By Allison Croley
Under a blue Florida sky and longleaf pine, he poked his head out of the small solo tent.
“What am I going to do alone for two days?” he asked. I can’t do this. I’m going to go crazy.
“You can do it,” I said. It’s good to be bored.
I don’t know how many times I repeated that line over the course of my instructing career. I facilitated at least two dozen 48-72 hour solos, and every student, teenager, and adult alike, expressed fear of boredom during a multi-day solo experience. That fear came out in many ways. After seeing the gamut of student behavior when it came to preparing for a solo experience, I became very good at calming students’ anxieties and not giving into attention-seeking behavior.
But I was a fraud.
I had never done a multi-day solo. The longest solo I ever did was a 12-hour overnight solo. Ten of those hours I spent sleeping.

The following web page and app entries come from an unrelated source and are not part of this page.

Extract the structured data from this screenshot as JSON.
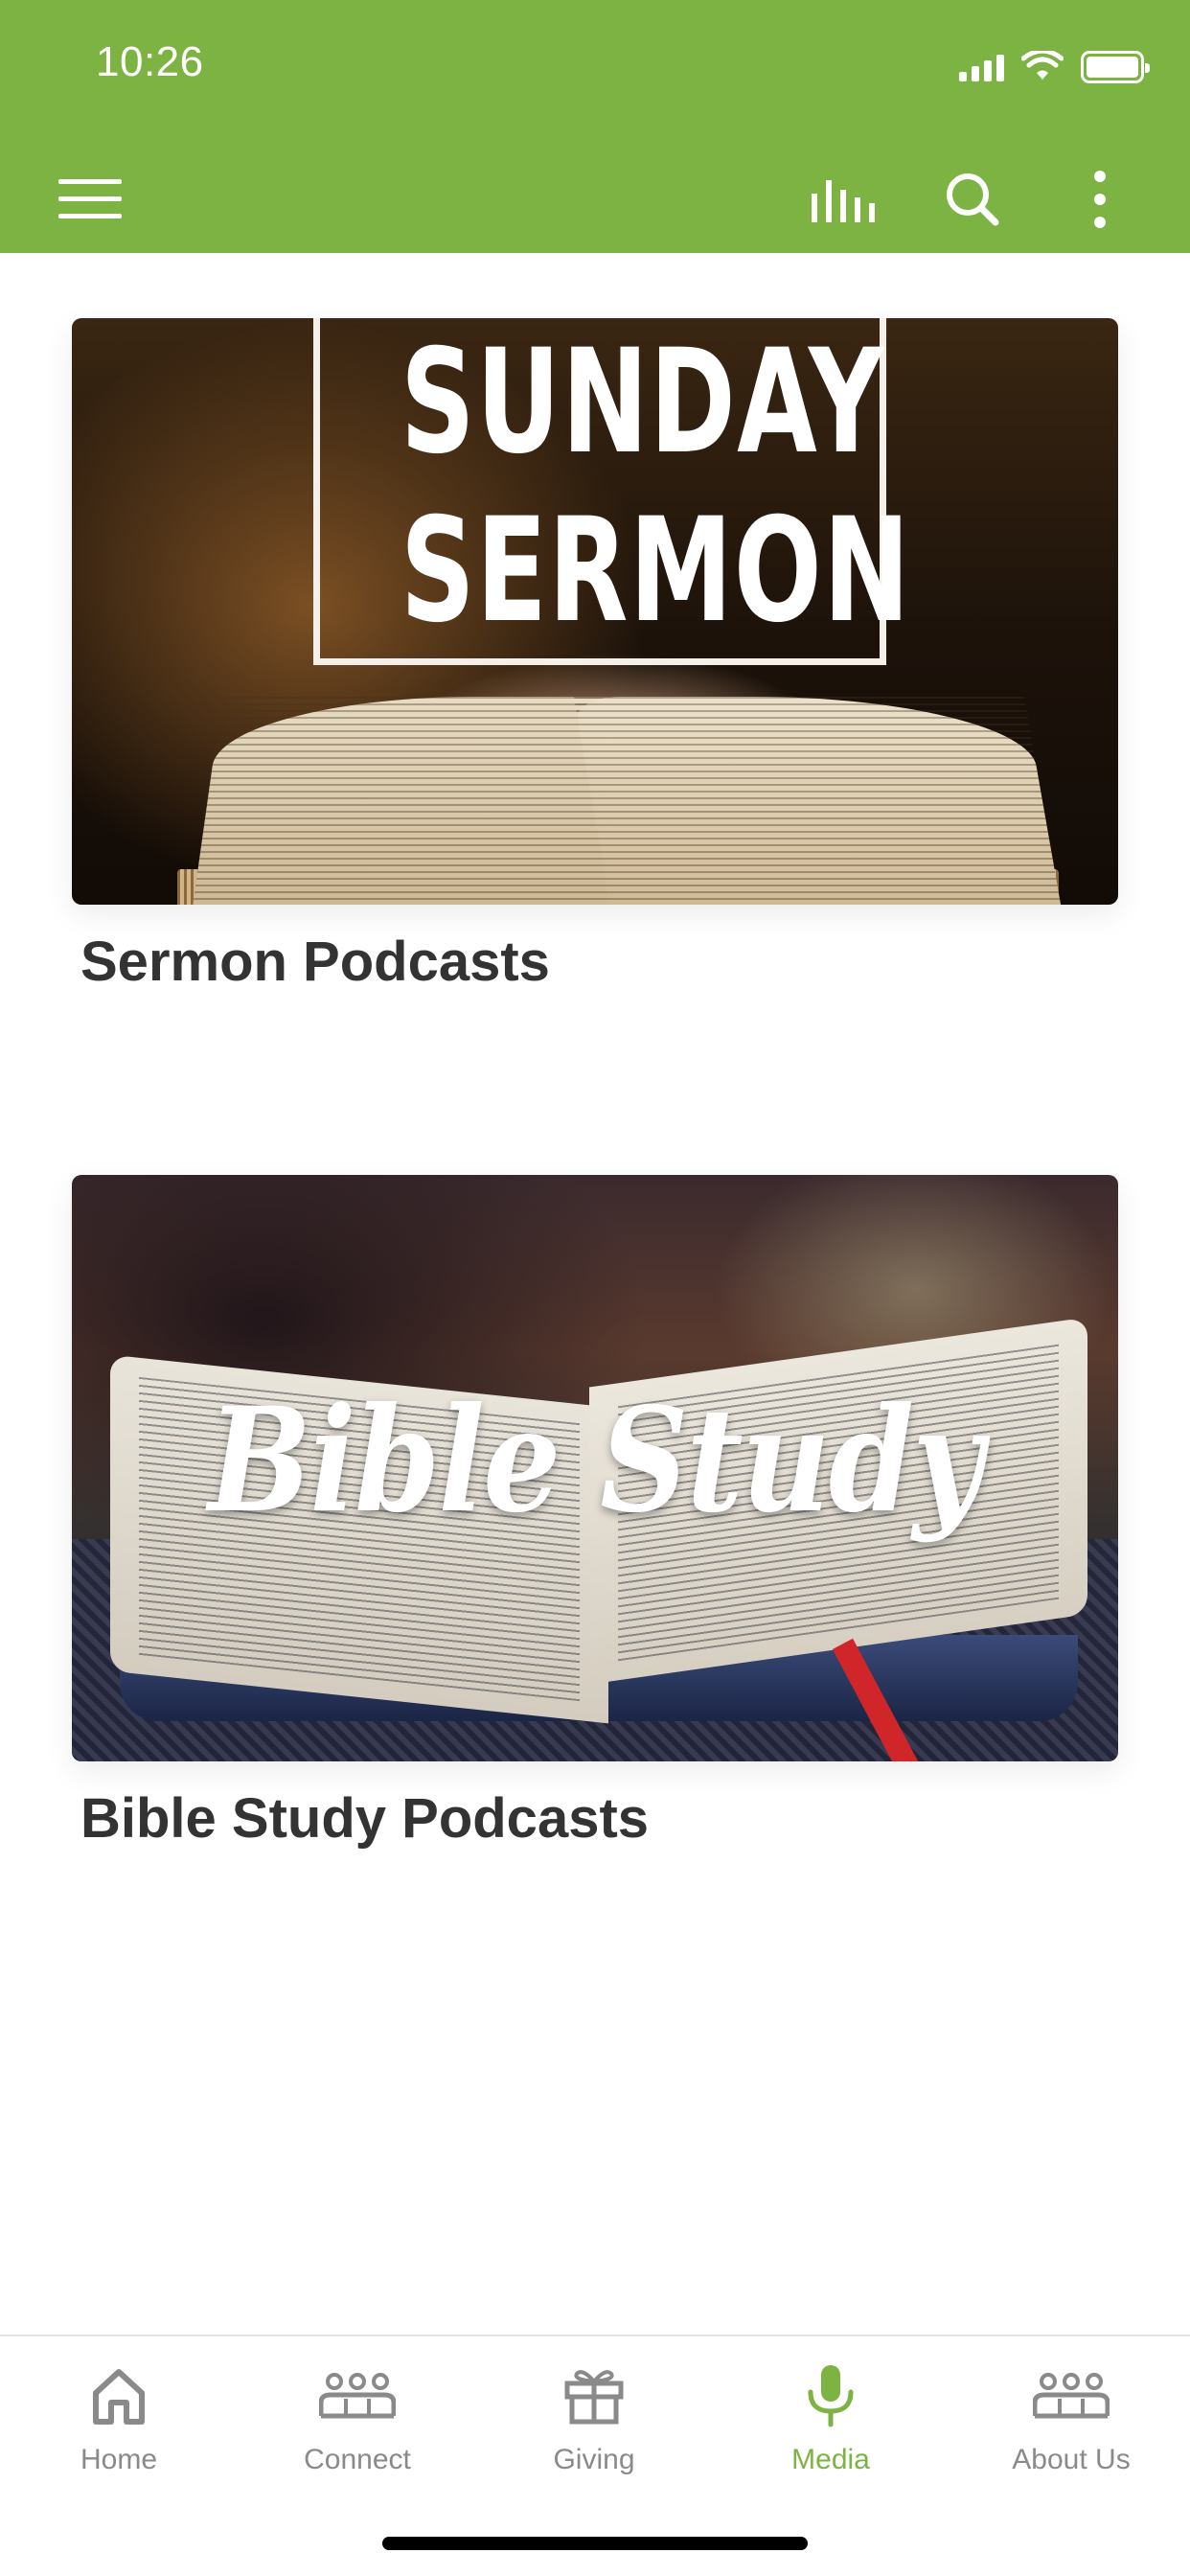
{
  "status_bar": {
    "time": "10:26"
  },
  "app_bar": {
    "background": "#7cb342",
    "icons": [
      "menu-icon",
      "equalizer-icon",
      "search-icon",
      "more-vertical-icon"
    ]
  },
  "cards": [
    {
      "title": "Sermon Podcasts",
      "image_text_line1": "SUNDAY",
      "image_text_line2": "SERMON"
    },
    {
      "title": "Bible Study Podcasts",
      "image_text": "Bible Study"
    }
  ],
  "bottom_nav": {
    "active_color": "#7cb342",
    "inactive_color": "#8a8a8a",
    "items": [
      {
        "label": "Home",
        "icon": "home-icon"
      },
      {
        "label": "Connect",
        "icon": "group-icon"
      },
      {
        "label": "Giving",
        "icon": "gift-icon"
      },
      {
        "label": "Media",
        "icon": "microphone-icon",
        "active": true
      },
      {
        "label": "About Us",
        "icon": "group-icon"
      }
    ]
  }
}
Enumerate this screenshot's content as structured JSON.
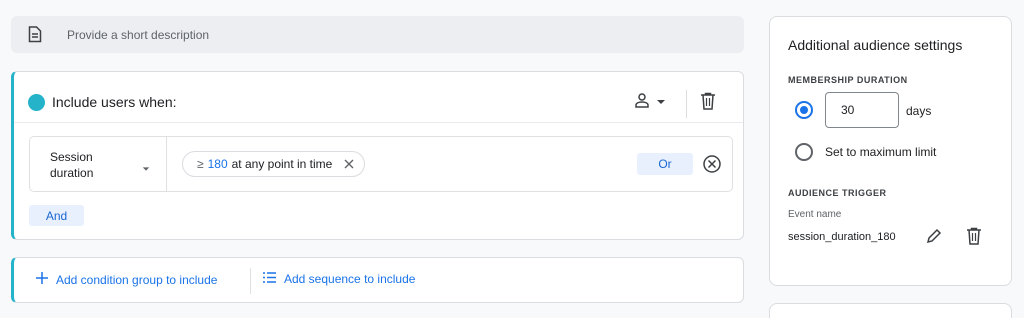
{
  "description": {
    "placeholder": "Provide a short description"
  },
  "condition_group": {
    "title": "Include users when:",
    "condition": {
      "dimension_line1": "Session",
      "dimension_line2": "duration",
      "operator": "≥",
      "value": "180",
      "scope": "at any point in time",
      "or_label": "Or"
    },
    "and_label": "And"
  },
  "add_actions": {
    "add_group_label": "Add condition group to include",
    "add_sequence_label": "Add sequence to include"
  },
  "settings": {
    "title": "Additional audience settings",
    "membership_duration_label": "MEMBERSHIP DURATION",
    "duration_value": "30",
    "duration_unit": "days",
    "max_limit_label": "Set to maximum limit",
    "selected_option": "custom_days",
    "trigger_label": "AUDIENCE TRIGGER",
    "event_name_label": "Event name",
    "event_name_value": "session_duration_180"
  },
  "colors": {
    "accent": "#24b3c9",
    "link": "#1a73e8",
    "chip_bg": "#e8f0fe"
  },
  "icons": [
    "document-icon",
    "person-icon",
    "trash-icon",
    "caret-down-icon",
    "close-icon",
    "circle-close-icon",
    "plus-icon",
    "list-icon",
    "pencil-icon"
  ]
}
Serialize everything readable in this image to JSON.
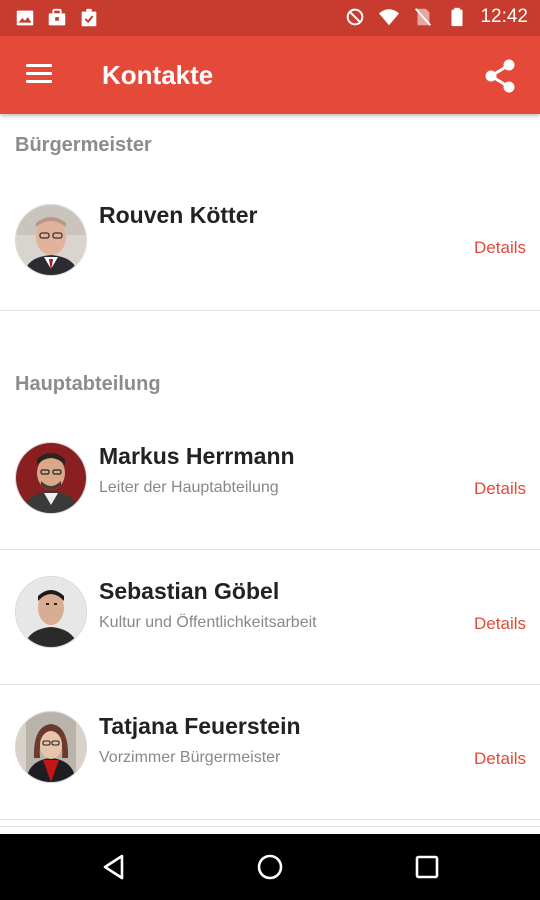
{
  "status_bar": {
    "time": "12:42",
    "left_icons": [
      "image-icon",
      "briefcase-icon",
      "clipboard-check-icon"
    ],
    "right_icons": [
      "do-not-disturb-icon",
      "wifi-icon",
      "no-sim-icon",
      "battery-icon"
    ]
  },
  "app_bar": {
    "title": "Kontakte",
    "background": "#e5493a",
    "status_background": "#c73c2f"
  },
  "sections": [
    {
      "header": "Bürgermeister",
      "contacts": [
        {
          "name": "Rouven Kötter",
          "role": "",
          "details_label": "Details"
        }
      ]
    },
    {
      "header": "Hauptabteilung",
      "contacts": [
        {
          "name": "Markus Herrmann",
          "role": "Leiter der Hauptabteilung",
          "details_label": "Details"
        },
        {
          "name": "Sebastian Göbel",
          "role": "Kultur und Öffentlichkeitsarbeit",
          "details_label": "Details"
        },
        {
          "name": "Tatjana Feuerstein",
          "role": "Vorzimmer Bürgermeister",
          "details_label": "Details"
        }
      ]
    }
  ],
  "nav_bar": {
    "buttons": [
      "back-icon",
      "home-icon",
      "recents-icon"
    ]
  },
  "colors": {
    "accent": "#e5493a",
    "section_header": "#8c8c8c",
    "name_text": "#222222",
    "role_text": "#888888"
  }
}
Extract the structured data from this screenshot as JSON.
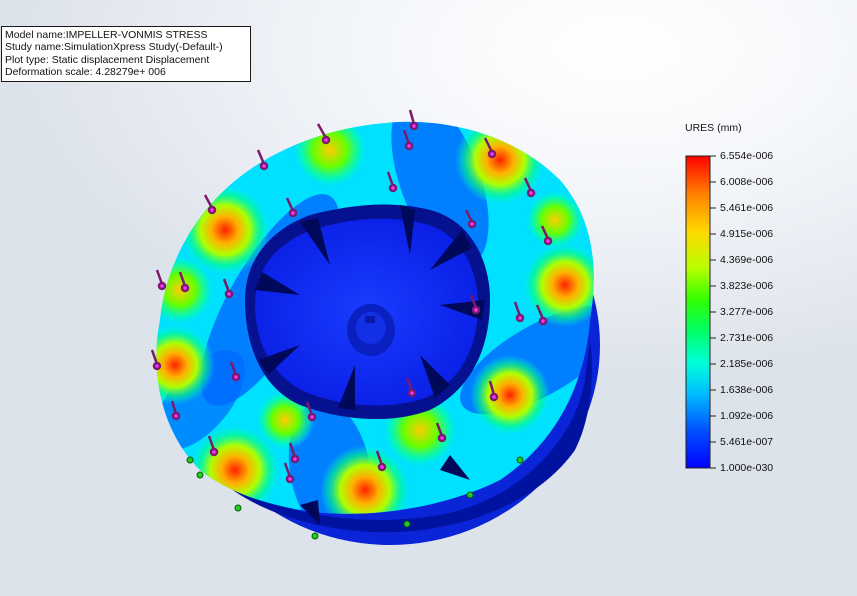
{
  "info": {
    "lines": [
      "Model name:IMPELLER-VONMIS STRESS",
      "Study name:SimulationXpress Study(-Default-)",
      "Plot type: Static displacement Displacement",
      "Deformation scale: 4.28279e+ 006"
    ]
  },
  "legend": {
    "title": "URES (mm)",
    "labels": [
      "6.554e-006",
      "6.008e-006",
      "5.461e-006",
      "4.915e-006",
      "4.369e-006",
      "3.823e-006",
      "3.277e-006",
      "2.731e-006",
      "2.185e-006",
      "1.638e-006",
      "1.092e-006",
      "5.461e-007",
      "1.000e-030"
    ],
    "colors": [
      "#ff0000",
      "#ff7f00",
      "#ffd700",
      "#b8ff00",
      "#33ff00",
      "#00ff66",
      "#00ffd5",
      "#00bfff",
      "#0050ff",
      "#0000ff"
    ]
  },
  "icons": {
    "load_arrow": "force-arrow-icon",
    "fixture": "fixture-marker-icon"
  }
}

But I was an expert in pitching reflection as a necessary part of the experience, encouraging creativity in the midst of boredom, and straight-up ignoring students who tried to complain.
Now here I am, several weeks into California’s lockdown. Several weeks into not leaving the house but to run or cross country ski or go to the grocery store. Several weeks into seeing no one but my partner. Several weeks into stressing about what I’m going to do with my time for the next three months (a.k.a whining about being bored). Several weeks into having all the time in the world to do all the things I tell my students to do over solo — write poetry, build structures, organize belongings, read books, reflect. And what have I done? Worry about being bored and completely avoid reflection.
I’m tempted to say that I don’t know why I’ve avoided reflection. That as an Outward Bound instructor, I’m emboldened to take the next three days to “solo.” But the truth is, I’m terrified of reflection. Or at least the kind of deep reflection that comes with true boredom and isolation. I don’t want to know what thoughts and emotions surface. I’m afraid of the truths I’ll dig up about myself.
Boredom is good.
If someone fed me that same line I fed scores of students, I’m sure I’d snap back. You don’t know me. Boredom is triggering.
Reflection amidst boredom requires being vulnerable with yourself, and that can be frightening. One of my favorite authors and social scientists, Brene Brown, talks about the importance of vulnerability and also the exhaustion of it. She calls this a “vulnerability hangover” — “when we get real with who we are, what we want, and how we express it.” While Brene coined this term in the context of sharing vulnerability with others, I find it just as applicable when finding vulnerability within myself. Because when I get truly vulnerable with myself — when I realize the true reasons why I stayed in that relationship for too long or why I was angry with my friend or why I still fight with my mom — I find out the parts about myself that aren’t so glamorous. The parts that may need some work. And that knowledge requires action — action I may or may not be ready for. This is what scares me.
Thanks to COVID-19, I have a new understanding of the anxieties many of my former students expressed to me about solo. Being forced to sit with yourself is not easy. Over the course of these 18 days, I’ve been avoiding it as much as I can. But in the spirit of bringing Outward Bound home during these times, I’m committed to exercising the courage every one of my students did over solo. I’m committed to taking the time to, as Oriah Mountain Dreamer says in the poem “The Invitation,” “be alone with [myself]” and learn to “like the company [I] keep in the empty moments.”
Allison was born and raised in California and has a self-proclaimed shark obsession. After graduating college in Los Angeles with a degree in English, she moved to Central Florida to instruct for the North Carolina Outward Bound School’s at-risk program. Four years later, after instructing and course directing in Florida and North Carolina, Allison moved to New Orleans and taught 4th and 5th grade English Language Arts. Realizing that the classroom wasn’t for her, Allison moved back to her home in the Bay Area and again found herself instructing with Outward Bound California. When not backpacking the rolling hills of Northern California with a group of middle schoolers, Allison surfs, hoping to see a great white in the distance of the Pacific, drinks coffee out of enormous mugs, writes low-grade poetry, and watches lots of political dramas.